Intro to csh

Introduction to csh

Why use csh scripts?

The basic idea of scripting with the shell is that you have a set of commands, and perhaps some control statements, which make the shell do a series of commands. Basically there is no difference between a script and a program.

In particular, csh can be good for writing short scripts to run test sequences. The following quote motivates using scripts in this way [2]:

How to invoke a csh script?

There are three ways:

  1. Execute csh directly and then enter script commands interactively.

  2. Store a group of csh commands in the file 'myScript' and execute it using:
    % csh myScript ...

    where '...' is replaced by a sequence of arguments. The shell places these arguments in the variable argv and then begins to read commands from the script.
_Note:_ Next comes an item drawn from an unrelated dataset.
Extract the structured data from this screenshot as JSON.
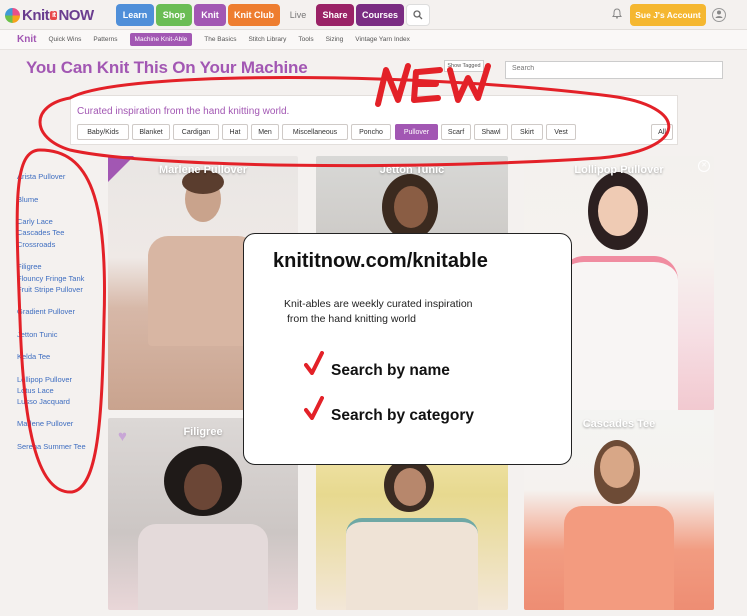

  3. Begin the script with the line
    #!/usr/bin/csh ...
    where '...' is again the arguments to the shell. The only argument we will mention here is -f which stops the shell script from sourcing your ~/.cshrc.

    You can then execute the file directly, assuming it has been granted "execute" permissons.



Command Line Arguments

Control Flow

File Enquiries



  1. Basic Scripting with the csh by NCSA
  2. "The Practice of Programming", by Brian W. Kernighan and Rob Pike
  3. An Introduction to the C shell by William Joy
  4. "The Berkeley UNIX Environment" 2nd edition by R. Nigel Horspool